Excerpts from a dataset
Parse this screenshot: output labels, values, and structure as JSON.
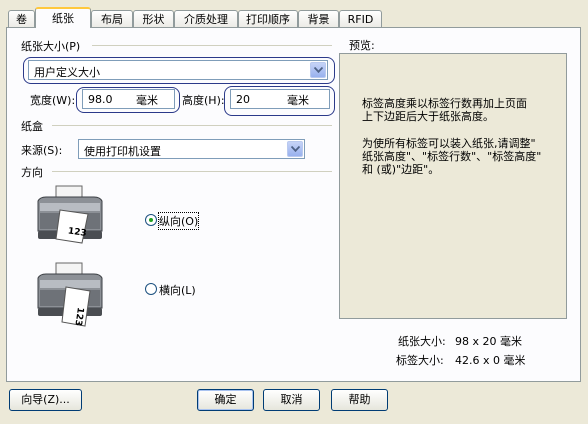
{
  "tabs": [
    "卷",
    "纸张",
    "布局",
    "形状",
    "介质处理",
    "打印顺序",
    "背景",
    "RFID"
  ],
  "active_tab": 1,
  "paper_size": {
    "label": "纸张大小(P)",
    "selected": "用户定义大小",
    "width_label": "宽度(W):",
    "width_value": "98.0",
    "width_unit": "毫米",
    "height_label": "高度(H):",
    "height_value": "20",
    "height_unit": "毫米"
  },
  "tray": {
    "label": "纸盒",
    "source_label": "来源(S):",
    "source_selected": "使用打印机设置"
  },
  "orientation": {
    "label": "方向",
    "portrait": "纵向(O)",
    "landscape": "横向(L)",
    "selected": "portrait",
    "printer_label": "123"
  },
  "preview": {
    "label": "预览:",
    "message1_line1": "标签高度乘以标签行数再加上页面",
    "message1_line2": "上下边距后大于纸张高度。",
    "message2_line1": "为使所有标签可以装入纸张,请调整\"",
    "message2_line2": "纸张高度\"、\"标签行数\"、\"标签高度\"",
    "message2_line3": "和 (或)\"边距\"。",
    "paper_size_label": "纸张大小:",
    "paper_size_value": "98 x 20  毫米",
    "label_size_label": "标签大小:",
    "label_size_value": "42.6 x 0  毫米"
  },
  "buttons": {
    "wizard": "向导(Z)...",
    "ok": "确定",
    "cancel": "取消",
    "help": "帮助"
  }
}
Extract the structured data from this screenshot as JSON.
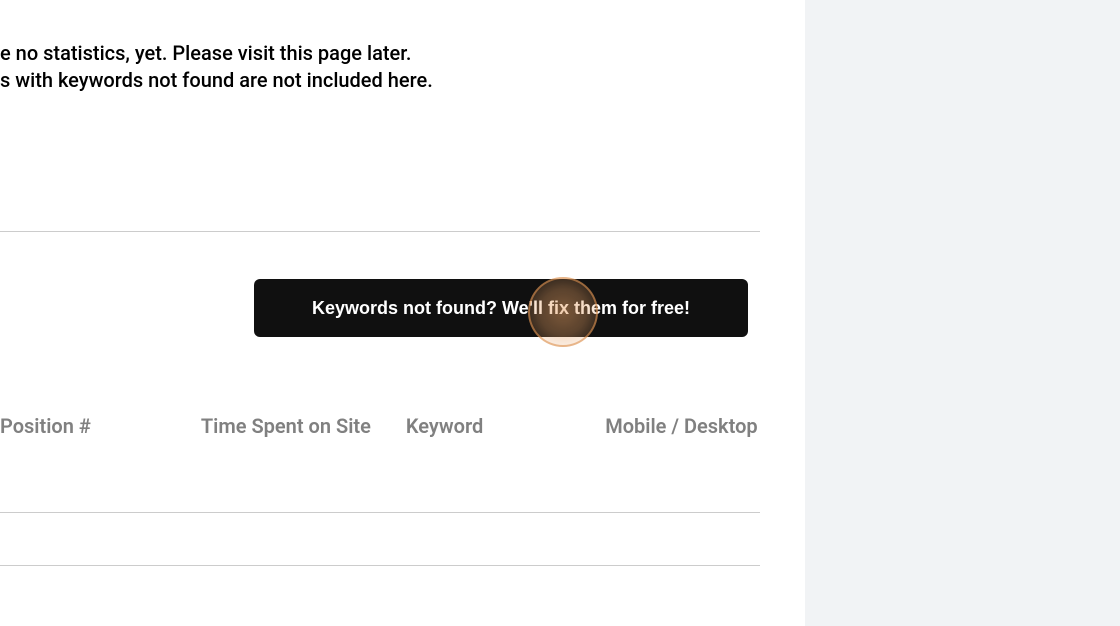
{
  "message": {
    "line1": "e no statistics, yet. Please visit this page later.",
    "line2": "s with keywords not found are not included here."
  },
  "cta": {
    "label": "Keywords not found? We'll fix them for free!"
  },
  "table": {
    "headers": {
      "position": "Position #",
      "time_spent": "Time Spent on Site",
      "keyword": "Keyword",
      "device": "Mobile / Desktop"
    }
  }
}
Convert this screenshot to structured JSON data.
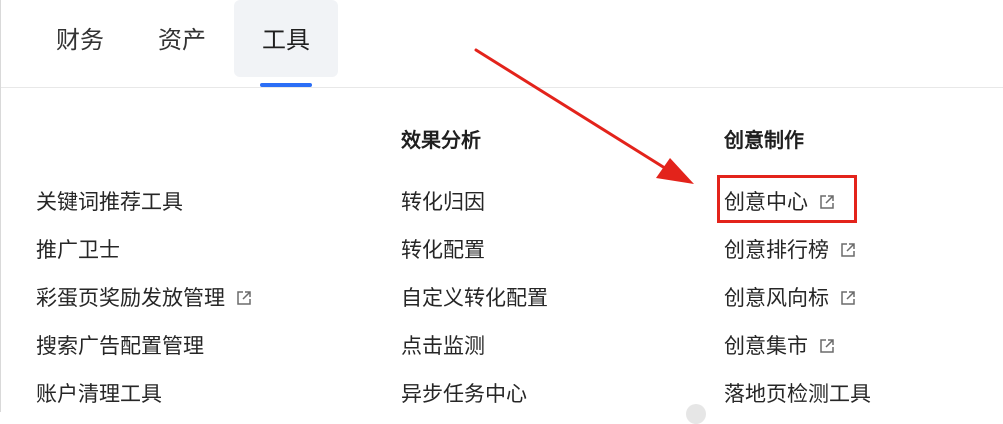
{
  "tabs": [
    {
      "label": "财务"
    },
    {
      "label": "资产"
    },
    {
      "label": "工具",
      "active": true
    }
  ],
  "columns": [
    {
      "title": "",
      "items": [
        {
          "label": "关键词推荐工具",
          "external": false
        },
        {
          "label": "推广卫士",
          "external": false
        },
        {
          "label": "彩蛋页奖励发放管理",
          "external": true
        },
        {
          "label": "搜索广告配置管理",
          "external": false
        },
        {
          "label": "账户清理工具",
          "external": false
        }
      ]
    },
    {
      "title": "效果分析",
      "items": [
        {
          "label": "转化归因",
          "external": false
        },
        {
          "label": "转化配置",
          "external": false
        },
        {
          "label": "自定义转化配置",
          "external": false
        },
        {
          "label": "点击监测",
          "external": false
        },
        {
          "label": "异步任务中心",
          "external": false
        }
      ]
    },
    {
      "title": "创意制作",
      "items": [
        {
          "label": "创意中心",
          "external": true
        },
        {
          "label": "创意排行榜",
          "external": true
        },
        {
          "label": "创意风向标",
          "external": true
        },
        {
          "label": "创意集市",
          "external": true
        },
        {
          "label": "落地页检测工具",
          "external": false
        }
      ]
    }
  ],
  "colors": {
    "accent": "#2b6ef6",
    "annotation": "#e3231b",
    "active_tab_bg": "#f1f3f6"
  },
  "icons": {
    "external": "external-link-icon",
    "annotation": "red-arrow"
  }
}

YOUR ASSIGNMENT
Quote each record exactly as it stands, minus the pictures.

EXERCISE ANSWER
Parse this screenshot: output labels, values, and structure as JSON.
{
  "tabs": [
    "卷",
    "纸张",
    "布局",
    "形状",
    "介质处理",
    "打印顺序",
    "背景",
    "RFID"
  ],
  "active_tab": 1,
  "paper_size": {
    "label": "纸张大小(P)",
    "selected": "用户定义大小",
    "width_label": "宽度(W):",
    "width_value": "98.0",
    "width_unit": "毫米",
    "height_label": "高度(H):",
    "height_value": "20",
    "height_unit": "毫米"
  },
  "tray": {
    "label": "纸盒",
    "source_label": "来源(S):",
    "source_selected": "使用打印机设置"
  },
  "orientation": {
    "label": "方向",
    "portrait": "纵向(O)",
    "landscape": "横向(L)",
    "selected": "portrait",
    "printer_label": "123"
  },
  "preview": {
    "label": "预览:",
    "message1_line1": "标签高度乘以标签行数再加上页面",
    "message1_line2": "上下边距后大于纸张高度。",
    "message2_line1": "为使所有标签可以装入纸张,请调整\"",
    "message2_line2": "纸张高度\"、\"标签行数\"、\"标签高度\"",
    "message2_line3": "和 (或)\"边距\"。",
    "paper_size_label": "纸张大小:",
    "paper_size_value": "98 x 20  毫米",
    "label_size_label": "标签大小:",
    "label_size_value": "42.6 x 0  毫米"
  },
  "buttons": {
    "wizard": "向导(Z)...",
    "ok": "确定",
    "cancel": "取消",
    "help": "帮助"
  }
}
Extract the structured data from this screenshot as JSON.
{
  "message": {
    "line1": "e no statistics, yet. Please visit this page later.",
    "line2": "s with keywords not found are not included here."
  },
  "cta": {
    "label": "Keywords not found? We'll fix them for free!"
  },
  "table": {
    "headers": {
      "position": "Position #",
      "time_spent": "Time Spent on Site",
      "keyword": "Keyword",
      "device": "Mobile / Desktop"
    }
  }
}
Convert this screenshot to structured JSON data.
{
  "tabs": [
    {
      "label": "财务"
    },
    {
      "label": "资产"
    },
    {
      "label": "工具",
      "active": true
    }
  ],
  "columns": [
    {
      "title": "",
      "items": [
        {
          "label": "关键词推荐工具",
          "external": false
        },
        {
          "label": "推广卫士",
          "external": false
        },
        {
          "label": "彩蛋页奖励发放管理",
          "external": true
        },
        {
          "label": "搜索广告配置管理",
          "external": false
        },
        {
          "label": "账户清理工具",
          "external": false
        }
      ]
    },
    {
      "title": "效果分析",
      "items": [
        {
          "label": "转化归因",
          "external": false
        },
        {
          "label": "转化配置",
          "external": false
        },
        {
          "label": "自定义转化配置",
          "external": false
        },
        {
          "label": "点击监测",
          "external": false
        },
        {
          "label": "异步任务中心",
          "external": false
        }
      ]
    },
    {
      "title": "创意制作",
      "items": [
        {
          "label": "创意中心",
          "external": true
        },
        {
          "label": "创意排行榜",
          "external": true
        },
        {
          "label": "创意风向标",
          "external": true
        },
        {
          "label": "创意集市",
          "external": true
        },
        {
          "label": "落地页检测工具",
          "external": false
        }
      ]
    }
  ],
  "colors": {
    "accent": "#2b6ef6",
    "annotation": "#e3231b",
    "active_tab_bg": "#f1f3f6"
  },
  "icons": {
    "external": "external-link-icon",
    "annotation": "red-arrow"
  }
}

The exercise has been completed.